*** Data shown ***
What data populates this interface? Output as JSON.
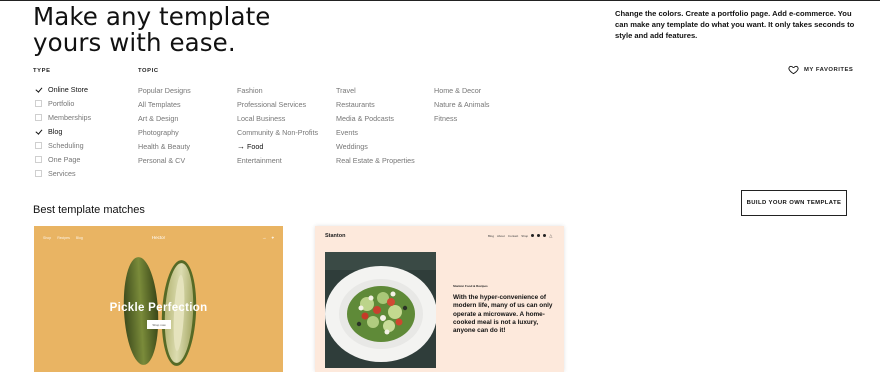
{
  "headline": "Make any template yours with ease.",
  "intro": "Change the colors. Create a portfolio page. Add e-commerce. You can make any template do what you want. It only takes seconds to style and add features.",
  "filters": {
    "type_label": "TYPE",
    "topic_label": "TOPIC",
    "types": [
      {
        "label": "Online Store",
        "checked": true
      },
      {
        "label": "Portfolio",
        "checked": false
      },
      {
        "label": "Memberships",
        "checked": false
      },
      {
        "label": "Blog",
        "checked": true
      },
      {
        "label": "Scheduling",
        "checked": false
      },
      {
        "label": "One Page",
        "checked": false
      },
      {
        "label": "Services",
        "checked": false
      }
    ],
    "topics": [
      [
        "Popular Designs",
        "All Templates",
        "Art & Design",
        "Photography",
        "Health & Beauty",
        "Personal & CV"
      ],
      [
        "Fashion",
        "Professional Services",
        "Local Business",
        "Community & Non-Profits",
        "Food",
        "Entertainment"
      ],
      [
        "Travel",
        "Restaurants",
        "Media & Podcasts",
        "Events",
        "Weddings",
        "Real Estate & Properties"
      ],
      [
        "Home & Decor",
        "Nature & Animals",
        "Fitness"
      ]
    ],
    "active_topic": "Food"
  },
  "favorites_label": "MY FAVORITES",
  "best_matches_title": "Best template matches",
  "build_button": "BUILD YOUR OWN TEMPLATE",
  "cards": {
    "card1": {
      "nav": [
        "Shop",
        "Recipes",
        "Blog"
      ],
      "brand": "Hector",
      "icons": [
        "→",
        "⌖"
      ],
      "title": "Pickle Perfection",
      "button": "Shop now",
      "background": "#e9b463"
    },
    "card2": {
      "brand": "Stanton",
      "nav": [
        "Blog",
        "About",
        "Contact",
        "Shop"
      ],
      "kicker": "Stanton Food & Recipes",
      "body": "With the hyper-convenience of modern life, many of us can only operate a microwave. A home-cooked meal is not a luxury, anyone can do it!",
      "background": "#fde9dc"
    }
  },
  "icons": {
    "favorites": "heart-icon",
    "check": "checkmark-icon",
    "arrow": "arrow-right-icon"
  }
}
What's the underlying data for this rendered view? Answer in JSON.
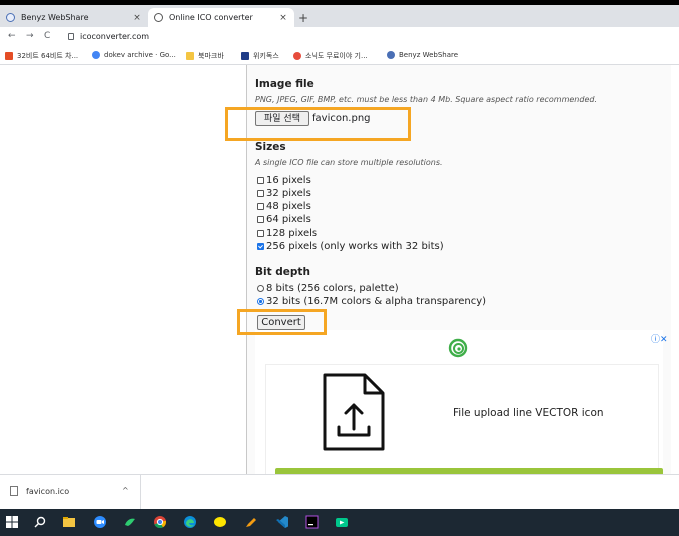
{
  "browser": {
    "tabs": [
      {
        "title": "Benyz WebShare",
        "active": false
      },
      {
        "title": "Online ICO converter",
        "active": true
      }
    ],
    "new_tab_glyph": "+",
    "close_glyph": "×",
    "url": "icoconverter.com",
    "nav": {
      "back": "←",
      "forward": "→",
      "reload": "C"
    },
    "bookmarks": [
      {
        "label": "32비트 64비트 차...",
        "icon": "d-icon",
        "color": "#e44d26"
      },
      {
        "label": "dokev archive · Go...",
        "icon": "google-icon",
        "color": "#4285f4"
      },
      {
        "label": "북마크바",
        "icon": "folder-icon",
        "color": "#f4c542"
      },
      {
        "label": "위키독스",
        "icon": "book-icon",
        "color": "#1f3c88"
      },
      {
        "label": "소닉도 무료이야 기...",
        "icon": "circle-icon",
        "color": "#e74c3c"
      },
      {
        "label": "Benyz WebShare",
        "icon": "globe-icon",
        "color": "#4a6fb5"
      }
    ]
  },
  "form": {
    "image_file": {
      "heading": "Image file",
      "note": "PNG, JPEG, GIF, BMP, etc. must be less than 4 Mb. Square aspect ratio recommended.",
      "button_label": "파일 선택",
      "file_name": "favicon.png"
    },
    "sizes": {
      "heading": "Sizes",
      "note": "A single ICO file can store multiple resolutions.",
      "options": [
        {
          "label": "16 pixels",
          "checked": false
        },
        {
          "label": "32 pixels",
          "checked": false
        },
        {
          "label": "48 pixels",
          "checked": false
        },
        {
          "label": "64 pixels",
          "checked": false
        },
        {
          "label": "128 pixels",
          "checked": false
        },
        {
          "label": "256 pixels (only works with 32 bits)",
          "checked": true
        }
      ]
    },
    "bit_depth": {
      "heading": "Bit depth",
      "options": [
        {
          "label": "8 bits (256 colors, palette)",
          "selected": false
        },
        {
          "label": "32 bits (16.7M colors & alpha transparency)",
          "selected": true
        }
      ]
    },
    "convert_label": "Convert"
  },
  "ad": {
    "info_glyph": "ⓘ✕",
    "text": "File upload line VECTOR icon",
    "accent": "#9ac53b"
  },
  "downloads": {
    "file_name": "favicon.ico",
    "chevron": "^"
  },
  "highlight_color": "#f5a623"
}
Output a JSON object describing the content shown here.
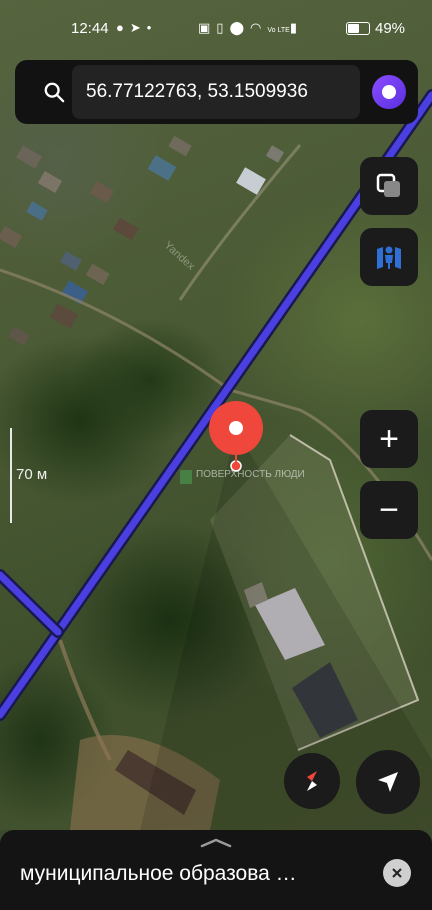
{
  "status_bar": {
    "time": "12:44",
    "left_icons": [
      "chat-bubble-icon",
      "telegram-icon",
      "dot-icon"
    ],
    "right_icons": [
      "nfc-icon",
      "vibrate-icon",
      "location-icon",
      "wifi-icon",
      "volte-icon",
      "signal-icon"
    ],
    "volte_text": "Vo LTE",
    "battery_percent": "49%",
    "battery_level": 0.49
  },
  "search": {
    "query": "56.77122763, 53.1509936",
    "accent": "#7b3ff2"
  },
  "map": {
    "scale_label": "70 м",
    "watermark": "Yandex",
    "poi_label": "ПОВЕРХНОСТЬ ЛЮДИ",
    "route_color": "#4a3fe0",
    "pin_color": "#f0473c"
  },
  "controls": {
    "zoom_in": "+",
    "zoom_out": "−"
  },
  "bottom_sheet": {
    "title": "муниципальное образова …"
  }
}
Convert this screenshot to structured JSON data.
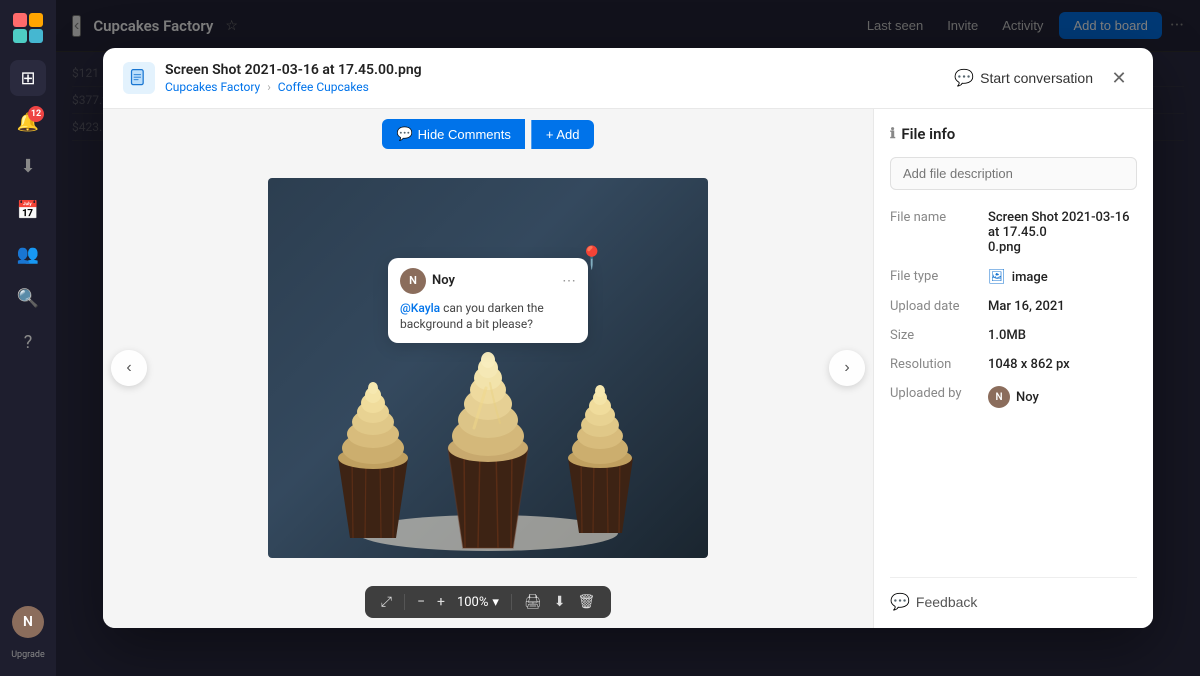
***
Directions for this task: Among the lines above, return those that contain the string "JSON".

Expected output:
What data populates this interface? Output as JSON.
What's the underlying data for this rendered view? Answer in JSON.
Output a JSON object describing the content shown here.
Convert this screenshot to structured JSON data.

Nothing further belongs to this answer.